President Donald Trump’s administration has been simultaneously splashy and slow to take shape, hindered by its own rocky transition and congressional Democratic defiance that shows no sign of easing.
Six nominees for Cabinet-level positions have been confirmed by the Senate. More than two dozen other Cabinet-level seats remain vacant, the slack only partly picked up by acting secretaries, including in the Departments of Energy, Education, and Health and Human Services.
The sluggish pace of approvals is unusually slow. It shows no signs of easing, as Senate Democrats vow to continue stalling tactics that could last weeks.
The tardiness, in turn, has consequences that can magnify over time.
“Anytime you have an acting anything, you have someone who serves not just at the pleasure of the president, but with a degree of trepidation and a question of their legitimacy,” said Rep. Darrell Issa, R-Calif. “Having somebody permanent gives them an ability to speak about the future; otherwise they’re just speaking about today.”
Ultimately, Trump will have about 4,100 administration positions to fill, including about 1,240 that require Senate confirmation. So far, only about three dozen nominees have been announced, according to a database maintained by the nonpartisan Partnership for Public Service and The Washington Post.
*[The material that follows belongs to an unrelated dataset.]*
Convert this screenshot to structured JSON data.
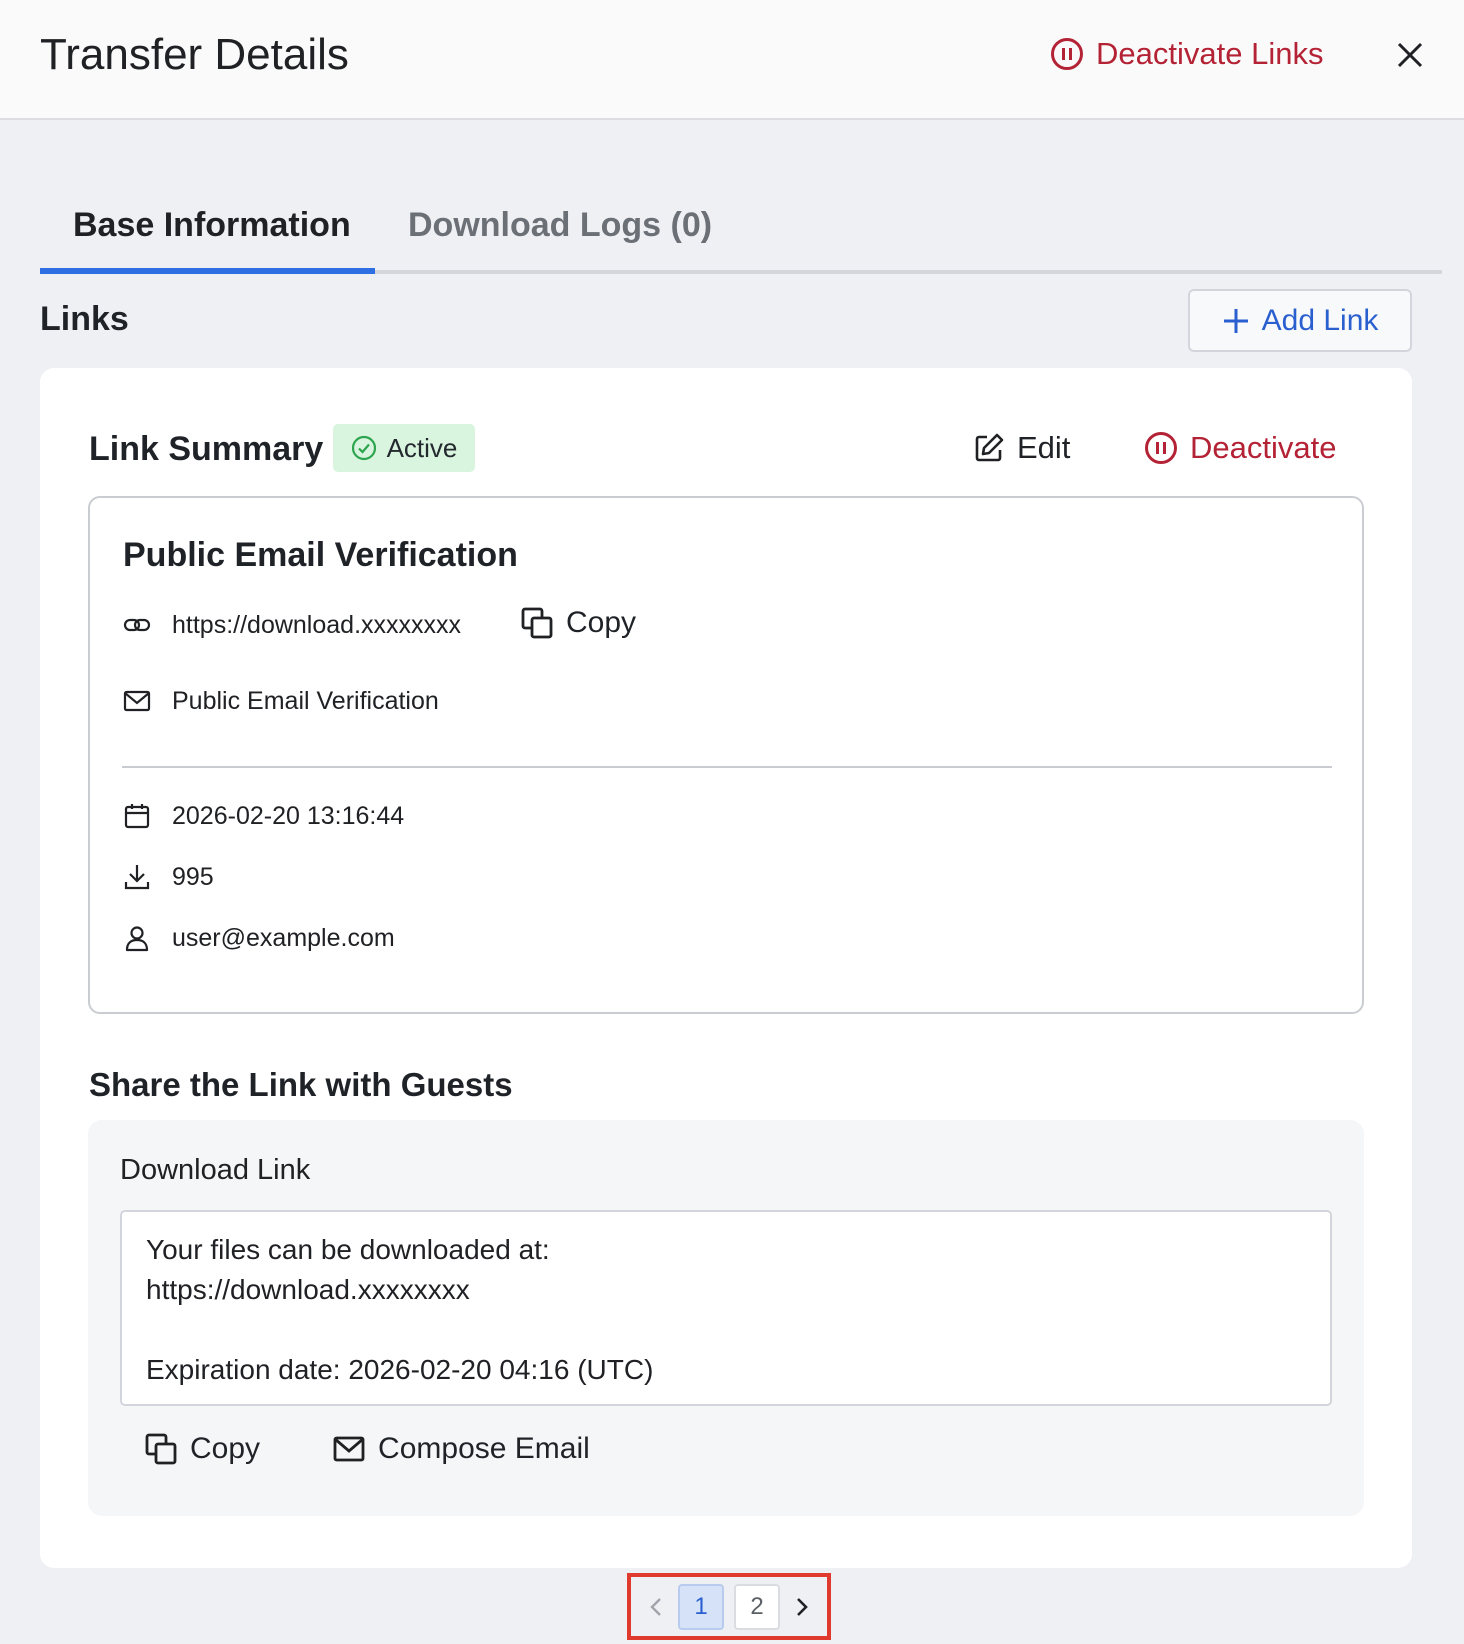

The former chairman of the House Oversight and Government Reform Committee, Issa joined multiple other lawmakers in citing the apparently thin vetting given Trump’s controversial Jan. 27 executive order restricting refugee admissions as an example of the dangers of short staffing. The executive order is being challenged in multiple lawsuits across the country.
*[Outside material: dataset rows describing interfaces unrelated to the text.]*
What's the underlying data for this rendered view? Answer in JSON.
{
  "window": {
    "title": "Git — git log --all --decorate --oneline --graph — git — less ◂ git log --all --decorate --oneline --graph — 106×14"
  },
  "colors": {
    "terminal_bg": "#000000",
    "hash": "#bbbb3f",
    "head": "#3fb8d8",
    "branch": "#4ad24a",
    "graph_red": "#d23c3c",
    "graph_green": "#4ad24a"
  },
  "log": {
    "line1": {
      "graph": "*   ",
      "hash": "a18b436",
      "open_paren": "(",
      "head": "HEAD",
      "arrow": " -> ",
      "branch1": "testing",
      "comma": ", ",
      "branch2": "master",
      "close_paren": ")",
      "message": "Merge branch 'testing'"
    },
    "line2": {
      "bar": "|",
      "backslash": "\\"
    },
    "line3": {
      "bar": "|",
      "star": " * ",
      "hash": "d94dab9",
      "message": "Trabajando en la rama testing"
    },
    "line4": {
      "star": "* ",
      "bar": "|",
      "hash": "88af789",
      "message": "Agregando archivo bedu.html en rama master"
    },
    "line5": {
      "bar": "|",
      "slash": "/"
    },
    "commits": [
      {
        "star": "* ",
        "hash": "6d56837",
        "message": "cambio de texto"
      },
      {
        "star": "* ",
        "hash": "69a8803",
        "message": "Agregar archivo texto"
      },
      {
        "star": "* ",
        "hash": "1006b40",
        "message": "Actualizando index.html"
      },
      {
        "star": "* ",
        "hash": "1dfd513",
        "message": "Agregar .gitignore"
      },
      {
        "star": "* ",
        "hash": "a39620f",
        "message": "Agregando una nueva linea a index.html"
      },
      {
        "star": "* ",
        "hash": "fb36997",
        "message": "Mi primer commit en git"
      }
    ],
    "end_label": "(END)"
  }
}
The lack of confirmed top-level leadership has apparently complicated subsequent efforts by lawmakers to alleviate the executive order’s impacts on their constituents.
The office of Rep. Jim Costa, D-Calif., for instance, has been seeking relief for a Los Banos, California, family whose 12-year-old daughter has been stuck in Djibouti. For days, they reported hitting brick walls and unhelpful State Department responses.
“That just doesn’t suffice,” Costa spokesperson Kristina Solberg said Friday.
An example of not having all the people in place, both confirmed and not confirmed, Cabinet and sub-Cabinet, really would be the executive order.
Rep. Darrell Issa, R-Calif.
In many cases, being shorthanded makes it impossible for the federal government to take action, particularly if it’s too controversial. Only two of the five seats on the Federal Energy Regulatory Commission are filled, for instance, and the resulting lack of a quorum puts all but the most routine decisions out of reach.
Some government wheels, though, never stop turning. Even with so many departmental vacancies, the Feb. 4 Federal Register listing various executive branch proposals, meetings and actions spanned 215 pages.
In just the past week, for instance, the Consumer Product Safety Commission proposed revising fireworks safety rules, the Federal Energy Regulatory Commission started an environmental study of a proposed Texas pipeline extension and the Defense Department announced a $400 million military contract with Kuwait.
“You’re talking about ordinary bureaucratic cases,” said Rep. Jerrold Nadler, D-N.Y. “The bureaucracy just continues to function.”
Secretary of State Rex Tillerson was sworn in Wednesday. Next week, the Senate is set to take up more Cabinet-level confirmations, starting Tuesday with Education Department nominee Betsy DeVos. In a 52-48 vote along party lines Friday, the Senate agreed to end a Democratic filibuster intended to delay action on the Michigan billionaire.
“The nominee for the secretary of education is one of the worst nominees that has ever been brought before this body for a Cabinet position,” declared Senate Minority Leader Chuck Schumer, D-N.Y., adding that Republicans were trying to “rush her through.”
The Democratic base, in particular, appears dead set against DeVos, with calls jamming Capitol Hill phone lines and social media accounts lit up to demand massive resistance. Some of it seems to foreshadow a grass-roots Democratic insistence that the party’s senators filibuster the big nominee coming down the tracks, Judge Neil Gorsuch for the Supreme Court.
Next up are Republican Rep. Tom Price of Georgia, nominee for secretary of health and human services, and Steven Mnuchin, chosen for treasury secretary. Democrats are expected to attempt filibusters and procedural maneuvering is likely to mean debates on each will stretch for a day or two.
In a bit of responsive parliamentary theater, Senate Democrats boycotted several confirmation hearings in recent days. Republicans, in turn, changed committee rules in order to advance Trump’s nominees to head the Environmental Protection Agency, the Treasury Department and the Department of Health and Human Services.
“I think Chuck Schumer has shown time and time again through this confirmation process with the Cabinet that he’s more interested in politics than actually moving the government along,” White House Press Secretary Sean Spicer said Wednesday. “And I think that is troubling.”
Until the Cabinet secretaries are in place, moreover, the selection of their key deputies, who often take responsibility for day-to-day operations of the department, typically remains up in the air. Only three deputy secretary nominations have been announced, for the Departments of Commerce, Justice and Homeland Security.